Assessing Climate Change Below the Surface

Sure, we've heard of the effects of global warming on the oceans, atmosphere and the planet's surface but what about on soil and groundwater systems? While we may still be a ways from understanding just what the ramifications of intensified climate change will be on Earth's vast sub-surface, a team of scientists from the USDA and Australia's CSIRO have come up with an effective method to make projections about the impacts on groundwater — simulating interactions between soils and plants.

Using daily weather pattern data and predicted climate data — taking into account a doubling of current carbon dioxide levels — they created a soil-water-vegetation model that represented a number of variables, including soil absorbed water, water flow and deep drainage below the roots of plants that becomes groundwater recharge.
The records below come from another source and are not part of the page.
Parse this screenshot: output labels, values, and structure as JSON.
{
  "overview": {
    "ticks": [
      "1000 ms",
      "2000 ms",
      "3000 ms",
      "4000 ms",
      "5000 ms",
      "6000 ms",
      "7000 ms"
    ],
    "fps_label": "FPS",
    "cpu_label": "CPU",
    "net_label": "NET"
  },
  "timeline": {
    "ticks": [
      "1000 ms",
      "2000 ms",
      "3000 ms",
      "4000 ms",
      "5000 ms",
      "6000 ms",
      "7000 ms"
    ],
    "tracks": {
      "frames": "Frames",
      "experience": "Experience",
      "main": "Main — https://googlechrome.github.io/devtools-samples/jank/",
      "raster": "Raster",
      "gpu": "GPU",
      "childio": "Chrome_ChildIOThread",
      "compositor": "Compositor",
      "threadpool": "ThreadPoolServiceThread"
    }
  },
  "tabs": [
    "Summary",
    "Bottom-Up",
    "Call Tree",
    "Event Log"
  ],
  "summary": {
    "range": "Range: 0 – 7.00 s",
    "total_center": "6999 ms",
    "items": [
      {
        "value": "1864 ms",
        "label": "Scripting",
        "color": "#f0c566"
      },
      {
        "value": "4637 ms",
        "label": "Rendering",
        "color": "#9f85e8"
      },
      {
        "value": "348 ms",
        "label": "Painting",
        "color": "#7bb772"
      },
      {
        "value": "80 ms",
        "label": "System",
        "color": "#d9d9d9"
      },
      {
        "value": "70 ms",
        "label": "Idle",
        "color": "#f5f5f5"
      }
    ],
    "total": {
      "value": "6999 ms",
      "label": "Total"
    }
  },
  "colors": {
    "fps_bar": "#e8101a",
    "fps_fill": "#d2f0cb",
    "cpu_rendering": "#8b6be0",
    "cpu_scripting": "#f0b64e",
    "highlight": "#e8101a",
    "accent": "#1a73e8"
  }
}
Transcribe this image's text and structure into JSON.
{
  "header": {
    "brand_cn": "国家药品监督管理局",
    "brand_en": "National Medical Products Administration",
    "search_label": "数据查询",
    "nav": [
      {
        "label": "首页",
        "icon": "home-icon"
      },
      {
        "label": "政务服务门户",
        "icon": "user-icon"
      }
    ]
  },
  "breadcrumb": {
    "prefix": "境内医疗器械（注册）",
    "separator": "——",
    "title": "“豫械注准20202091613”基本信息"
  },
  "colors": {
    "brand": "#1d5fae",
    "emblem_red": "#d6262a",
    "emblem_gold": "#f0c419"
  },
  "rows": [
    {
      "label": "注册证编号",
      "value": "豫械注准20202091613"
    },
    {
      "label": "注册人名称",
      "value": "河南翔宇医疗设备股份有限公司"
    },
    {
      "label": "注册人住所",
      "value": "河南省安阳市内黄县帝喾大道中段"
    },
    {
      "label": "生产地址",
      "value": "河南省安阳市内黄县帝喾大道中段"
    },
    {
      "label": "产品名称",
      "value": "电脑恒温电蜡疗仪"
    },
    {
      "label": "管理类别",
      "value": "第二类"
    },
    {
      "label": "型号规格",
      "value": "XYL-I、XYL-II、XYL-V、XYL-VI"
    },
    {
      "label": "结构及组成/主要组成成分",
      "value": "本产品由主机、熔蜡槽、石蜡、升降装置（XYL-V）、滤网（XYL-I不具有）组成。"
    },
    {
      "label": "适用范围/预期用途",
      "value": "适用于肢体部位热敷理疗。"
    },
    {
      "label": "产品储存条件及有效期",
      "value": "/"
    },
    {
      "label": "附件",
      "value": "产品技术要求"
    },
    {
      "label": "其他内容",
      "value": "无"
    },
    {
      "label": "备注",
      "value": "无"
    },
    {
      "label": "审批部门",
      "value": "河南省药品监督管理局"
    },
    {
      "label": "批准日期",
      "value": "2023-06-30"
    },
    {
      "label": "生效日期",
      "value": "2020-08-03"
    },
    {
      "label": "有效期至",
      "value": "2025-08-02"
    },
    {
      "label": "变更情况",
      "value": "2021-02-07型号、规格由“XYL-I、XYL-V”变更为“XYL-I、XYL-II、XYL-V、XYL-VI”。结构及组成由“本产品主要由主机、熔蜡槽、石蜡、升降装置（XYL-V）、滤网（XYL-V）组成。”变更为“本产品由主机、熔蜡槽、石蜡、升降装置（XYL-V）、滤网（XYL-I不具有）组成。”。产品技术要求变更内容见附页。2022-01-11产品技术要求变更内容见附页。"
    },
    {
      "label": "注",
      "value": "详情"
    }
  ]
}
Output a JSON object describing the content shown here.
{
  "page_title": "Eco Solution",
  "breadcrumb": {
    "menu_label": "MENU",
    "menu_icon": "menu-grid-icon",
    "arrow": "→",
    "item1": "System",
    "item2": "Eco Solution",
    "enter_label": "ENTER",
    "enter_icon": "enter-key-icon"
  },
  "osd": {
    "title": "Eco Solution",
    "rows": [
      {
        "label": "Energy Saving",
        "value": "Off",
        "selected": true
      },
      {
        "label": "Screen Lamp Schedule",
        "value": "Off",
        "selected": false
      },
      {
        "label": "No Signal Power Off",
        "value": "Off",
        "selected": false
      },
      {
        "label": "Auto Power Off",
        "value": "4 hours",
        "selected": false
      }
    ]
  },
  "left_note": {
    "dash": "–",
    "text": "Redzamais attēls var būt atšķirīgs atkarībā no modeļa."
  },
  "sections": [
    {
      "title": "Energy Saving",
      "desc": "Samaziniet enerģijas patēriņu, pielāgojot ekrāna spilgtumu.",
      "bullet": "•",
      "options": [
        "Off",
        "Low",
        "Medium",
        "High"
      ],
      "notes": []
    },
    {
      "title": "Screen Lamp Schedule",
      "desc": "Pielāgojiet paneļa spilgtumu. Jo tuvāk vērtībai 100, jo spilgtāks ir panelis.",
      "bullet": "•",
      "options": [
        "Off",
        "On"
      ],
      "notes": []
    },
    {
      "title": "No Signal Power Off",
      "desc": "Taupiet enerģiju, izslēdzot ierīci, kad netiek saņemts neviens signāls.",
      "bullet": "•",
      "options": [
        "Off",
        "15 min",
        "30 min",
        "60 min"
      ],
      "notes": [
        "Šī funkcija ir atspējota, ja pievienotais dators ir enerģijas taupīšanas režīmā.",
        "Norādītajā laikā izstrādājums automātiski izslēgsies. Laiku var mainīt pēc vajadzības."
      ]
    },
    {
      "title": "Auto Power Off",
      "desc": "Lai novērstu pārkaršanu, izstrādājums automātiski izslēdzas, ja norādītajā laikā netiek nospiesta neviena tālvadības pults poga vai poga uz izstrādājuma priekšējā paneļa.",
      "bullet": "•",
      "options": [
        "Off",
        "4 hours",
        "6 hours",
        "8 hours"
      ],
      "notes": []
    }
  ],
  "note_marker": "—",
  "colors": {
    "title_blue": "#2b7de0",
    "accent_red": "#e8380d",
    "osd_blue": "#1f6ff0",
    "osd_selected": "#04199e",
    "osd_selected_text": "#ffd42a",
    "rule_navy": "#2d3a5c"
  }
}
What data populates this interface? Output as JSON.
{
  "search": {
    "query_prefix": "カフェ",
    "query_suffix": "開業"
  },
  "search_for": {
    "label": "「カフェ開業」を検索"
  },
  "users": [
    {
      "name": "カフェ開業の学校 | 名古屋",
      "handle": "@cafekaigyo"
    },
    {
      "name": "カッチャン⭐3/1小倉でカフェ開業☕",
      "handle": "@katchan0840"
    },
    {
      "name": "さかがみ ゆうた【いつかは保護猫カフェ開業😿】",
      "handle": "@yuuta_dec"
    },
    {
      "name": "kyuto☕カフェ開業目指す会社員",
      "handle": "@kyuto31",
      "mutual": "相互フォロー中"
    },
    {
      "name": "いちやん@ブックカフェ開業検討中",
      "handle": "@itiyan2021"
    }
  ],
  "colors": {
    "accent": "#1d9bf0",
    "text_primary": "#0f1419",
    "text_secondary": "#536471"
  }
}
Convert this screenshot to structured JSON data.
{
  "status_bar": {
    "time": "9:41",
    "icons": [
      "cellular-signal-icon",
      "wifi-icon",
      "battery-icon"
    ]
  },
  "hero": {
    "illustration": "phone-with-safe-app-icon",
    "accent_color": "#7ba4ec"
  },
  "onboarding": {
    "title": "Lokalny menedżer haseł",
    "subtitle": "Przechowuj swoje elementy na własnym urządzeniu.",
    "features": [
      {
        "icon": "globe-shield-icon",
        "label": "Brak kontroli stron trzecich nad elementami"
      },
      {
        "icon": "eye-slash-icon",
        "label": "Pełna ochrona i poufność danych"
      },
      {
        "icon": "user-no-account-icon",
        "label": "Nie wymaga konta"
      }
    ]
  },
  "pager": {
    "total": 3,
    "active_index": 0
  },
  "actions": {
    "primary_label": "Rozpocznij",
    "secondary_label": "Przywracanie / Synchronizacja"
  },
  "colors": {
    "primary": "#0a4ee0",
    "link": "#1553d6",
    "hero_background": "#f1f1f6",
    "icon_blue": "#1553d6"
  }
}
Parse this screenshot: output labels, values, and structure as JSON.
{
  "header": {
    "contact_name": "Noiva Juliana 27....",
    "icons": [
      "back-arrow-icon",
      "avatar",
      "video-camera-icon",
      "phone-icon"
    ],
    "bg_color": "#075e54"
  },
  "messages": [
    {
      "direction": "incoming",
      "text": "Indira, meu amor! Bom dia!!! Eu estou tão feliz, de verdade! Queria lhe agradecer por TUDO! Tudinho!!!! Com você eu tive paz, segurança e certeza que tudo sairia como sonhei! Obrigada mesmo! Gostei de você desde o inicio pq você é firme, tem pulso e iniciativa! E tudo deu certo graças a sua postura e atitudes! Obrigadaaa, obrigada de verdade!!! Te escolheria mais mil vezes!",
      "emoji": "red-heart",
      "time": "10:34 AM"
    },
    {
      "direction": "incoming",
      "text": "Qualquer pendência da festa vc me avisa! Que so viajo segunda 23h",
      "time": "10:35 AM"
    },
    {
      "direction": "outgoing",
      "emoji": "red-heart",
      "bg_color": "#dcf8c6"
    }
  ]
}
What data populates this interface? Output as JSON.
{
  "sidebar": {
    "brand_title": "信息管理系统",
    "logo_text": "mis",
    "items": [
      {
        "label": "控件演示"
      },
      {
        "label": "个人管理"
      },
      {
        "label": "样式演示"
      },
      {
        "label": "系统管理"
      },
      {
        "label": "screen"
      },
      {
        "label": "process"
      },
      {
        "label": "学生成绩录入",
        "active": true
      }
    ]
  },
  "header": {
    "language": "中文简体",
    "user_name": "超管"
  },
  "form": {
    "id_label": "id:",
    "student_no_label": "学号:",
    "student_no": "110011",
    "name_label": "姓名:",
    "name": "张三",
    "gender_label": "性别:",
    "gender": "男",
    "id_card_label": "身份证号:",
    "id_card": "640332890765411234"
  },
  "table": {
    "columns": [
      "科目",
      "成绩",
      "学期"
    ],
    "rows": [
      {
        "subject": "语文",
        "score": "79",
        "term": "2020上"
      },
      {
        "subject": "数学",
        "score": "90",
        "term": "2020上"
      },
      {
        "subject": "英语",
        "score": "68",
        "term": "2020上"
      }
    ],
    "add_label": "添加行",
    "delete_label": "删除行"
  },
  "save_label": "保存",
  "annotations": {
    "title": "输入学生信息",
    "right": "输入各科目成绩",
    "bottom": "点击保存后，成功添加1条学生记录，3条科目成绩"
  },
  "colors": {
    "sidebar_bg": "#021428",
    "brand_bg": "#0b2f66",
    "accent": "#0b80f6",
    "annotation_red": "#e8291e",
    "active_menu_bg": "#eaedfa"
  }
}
Their results indicated that changes in global average temperatures and rainfall would affect the growth rates and leaf size of plants, with likely effects on groundwater recharge.The study's authors conclude that in a world with double the current levels of carbon dioxide (a likely outcome, they claim), groundwater recharge will rise dramatically in some areas and decrease in others — a direct result of soil-water-plant systems, which control it, amplifying the effects of rainfall variations. Because many countries have groundwater reservoirs that constitute a significant portion of their total water supply, the authors continue, it is vital that policymakers and scientists gain a better understanding of the complex interactions between the climate, soil and groundwater. Doing so will allow us to predict future changes in the soil-water-plant systems more accurately and will also enable us to institute better water management practices when the time comes.

More importantly, they urge researchers not to forget that, with climate change — as with most matters in science and life — there are always two sides (or surfaces, in this case) to the equation.

Via ::EurekAlert: Climate change goes underground (press release)

See also: ::Shhhh, We've Got a Secret: Soil Solves Global Warming, Part 1, ::Organic Conflict at the Soil Assocation
Image courtesy of Timothy Green